Michael Roberts’s latest book assembles thirteen of his recent academic essays on the cultural and ideological roots of the majority Sinhala and minority Tamil nationalisms in Sri Lanka. It includes a study of the pogrom against the Muslims in 1915 and a remarkably detailed analysis of the projects of Anagārika Dharmapāla (1864-1933), a staunch Sinhala Buddhist who launched a full-throated campaign against British rule and Christian missionaries.

The author‘s preface “Before Pirapāharan, after Pirapāharan” was written after the military decimation of the LTTE early this year, but all the other articles are the product of years of research. This journey, clearly, has been a labour of love. We now have some of the results before us so that they can be subject to critical scrutiny.

Taken as a whole, this book of 450 pages that include 35 striking photographs with mini-essays comes as a breath of fresh air in an atmosphere heavily polluted by hasty accounts penned by fly-by-night journalists and self-appointed Sri Lanka experts on Eelam War IV.

The temporal focus encompasses the last two centuries for the most part, though there are excursions further back. Issues of collective identity, modes of communication and the embodied practices of committed people provide some of the overlapping themes that straddle past and present.

Sinhala consciousness serves as a central theme within the collection, with particular attention to its modern form, namely, the currents of Sinhala nationalism from the British period onwards. The author’s readiness to depict some of these expressions as “chauvinist” provides a clue to his political positioning today.

The book clearly shows that the crisis which Sri Lanka faces today was born well before Prabākaran. The roots of Sinhala claims to hegemony go deep. If the chapter on Dharmapäla’s thinking and the “Marakkala Kolahālaya” in 1915 are not revelatory enough, that on the logic of association and conflations of time which inspired the Kandyan rulers of the 1810s to link the threat posed by the demonic white foreigners with that of the “sädi demalu” (vile & fierce Tamils) of Dutugämunu’s time is illuminating: it highlights the historical depth of sharp differentiation.

Attention to Sinhalese thinking is balanced, albeit unevenly, by some space devoted to Tamil nationalism in modern times. Roberts indicates that the first sustained exposition of Sri Lankan Tamils as a “nation” was presented by the Ceylon Communist Party in 1944. However, the book does not trace the history of this current and jumps to a consideration of specific threads informing the commitment of those who joined the LTTE.

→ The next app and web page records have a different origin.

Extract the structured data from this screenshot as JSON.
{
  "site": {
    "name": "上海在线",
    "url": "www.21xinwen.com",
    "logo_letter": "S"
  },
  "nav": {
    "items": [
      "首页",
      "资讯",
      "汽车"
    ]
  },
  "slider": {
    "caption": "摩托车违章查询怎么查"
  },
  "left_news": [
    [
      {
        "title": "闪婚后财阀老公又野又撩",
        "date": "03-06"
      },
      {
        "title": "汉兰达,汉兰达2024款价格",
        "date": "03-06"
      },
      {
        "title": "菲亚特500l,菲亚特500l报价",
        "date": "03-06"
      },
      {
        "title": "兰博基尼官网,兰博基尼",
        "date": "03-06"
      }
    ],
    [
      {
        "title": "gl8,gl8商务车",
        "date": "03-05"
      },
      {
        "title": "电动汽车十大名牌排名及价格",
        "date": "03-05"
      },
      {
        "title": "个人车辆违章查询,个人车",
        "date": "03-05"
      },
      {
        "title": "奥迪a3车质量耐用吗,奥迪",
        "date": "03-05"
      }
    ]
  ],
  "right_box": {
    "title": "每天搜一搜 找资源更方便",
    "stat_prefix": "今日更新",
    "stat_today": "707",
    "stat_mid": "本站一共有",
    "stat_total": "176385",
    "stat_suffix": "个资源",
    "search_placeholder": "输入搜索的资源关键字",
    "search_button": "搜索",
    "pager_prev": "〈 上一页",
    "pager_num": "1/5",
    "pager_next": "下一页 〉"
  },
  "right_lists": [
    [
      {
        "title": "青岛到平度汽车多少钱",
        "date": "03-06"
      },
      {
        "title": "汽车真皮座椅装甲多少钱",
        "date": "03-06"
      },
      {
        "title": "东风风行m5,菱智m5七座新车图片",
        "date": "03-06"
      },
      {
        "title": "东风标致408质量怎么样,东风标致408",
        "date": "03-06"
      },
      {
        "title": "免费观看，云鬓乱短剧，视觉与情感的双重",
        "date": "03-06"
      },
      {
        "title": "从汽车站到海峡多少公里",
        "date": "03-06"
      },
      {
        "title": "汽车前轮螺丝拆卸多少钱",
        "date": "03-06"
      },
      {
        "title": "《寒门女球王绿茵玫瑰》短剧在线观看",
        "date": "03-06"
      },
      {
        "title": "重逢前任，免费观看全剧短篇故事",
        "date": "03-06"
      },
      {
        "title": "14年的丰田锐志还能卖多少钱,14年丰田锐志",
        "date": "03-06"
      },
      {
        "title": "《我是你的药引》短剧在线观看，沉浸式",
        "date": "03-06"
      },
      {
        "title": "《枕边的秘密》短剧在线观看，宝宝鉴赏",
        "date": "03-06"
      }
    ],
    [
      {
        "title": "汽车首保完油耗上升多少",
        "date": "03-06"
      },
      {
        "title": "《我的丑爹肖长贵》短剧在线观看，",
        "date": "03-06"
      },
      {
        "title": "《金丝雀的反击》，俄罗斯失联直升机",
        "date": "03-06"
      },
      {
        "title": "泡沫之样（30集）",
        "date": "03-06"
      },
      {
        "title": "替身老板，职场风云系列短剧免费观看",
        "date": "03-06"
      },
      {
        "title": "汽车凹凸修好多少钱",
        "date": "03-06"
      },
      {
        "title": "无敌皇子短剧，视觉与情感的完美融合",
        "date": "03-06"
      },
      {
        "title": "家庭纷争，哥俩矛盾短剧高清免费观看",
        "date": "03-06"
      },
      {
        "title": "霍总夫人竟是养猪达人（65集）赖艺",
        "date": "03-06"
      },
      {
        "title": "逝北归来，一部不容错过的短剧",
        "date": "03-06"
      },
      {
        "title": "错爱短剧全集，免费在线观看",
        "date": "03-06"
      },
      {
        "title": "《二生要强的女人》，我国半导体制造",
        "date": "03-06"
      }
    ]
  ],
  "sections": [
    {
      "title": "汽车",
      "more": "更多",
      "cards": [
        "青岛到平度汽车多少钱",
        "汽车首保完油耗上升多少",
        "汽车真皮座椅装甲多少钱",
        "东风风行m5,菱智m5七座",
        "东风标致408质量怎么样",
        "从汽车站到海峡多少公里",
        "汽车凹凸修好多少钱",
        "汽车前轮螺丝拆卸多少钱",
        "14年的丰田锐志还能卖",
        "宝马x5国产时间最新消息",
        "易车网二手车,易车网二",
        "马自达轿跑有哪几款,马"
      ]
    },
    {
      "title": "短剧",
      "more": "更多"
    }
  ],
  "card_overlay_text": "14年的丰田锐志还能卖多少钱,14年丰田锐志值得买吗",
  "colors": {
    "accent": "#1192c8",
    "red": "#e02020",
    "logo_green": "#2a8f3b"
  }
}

Two essays elaborate on the religio-cultural roots of the martyr cult deployed by the LTTE in the course of the Tamil struggle for self-determination. This takes Roberts on a journey into the southern Indian heritages around the Cankam poetry and bhakti movement. These chapters also dwell upon a whole range of everyday practices of religious devotion oriented towards the negation of the self and the offering of votive gifts to powerful entities/goals. Renewal of self through fusion with a deity, it is argued, is conducive to martyrdom on behalf of one’s people and their cause.

Michael Roberts’s corpus of writings is substantial. They “straddle the fields of politics, history and culture;” while his disciplinary specialities are described as “cultural anthropology and historical sociology” (publisher). Few scholars on Sri Lanka can match his credentials, though his arguments on the ethnic strife in the island nation have been contested and debated by equally erudite personalities. Love him or hate him, Michael Roberts’s works cannot be ignored.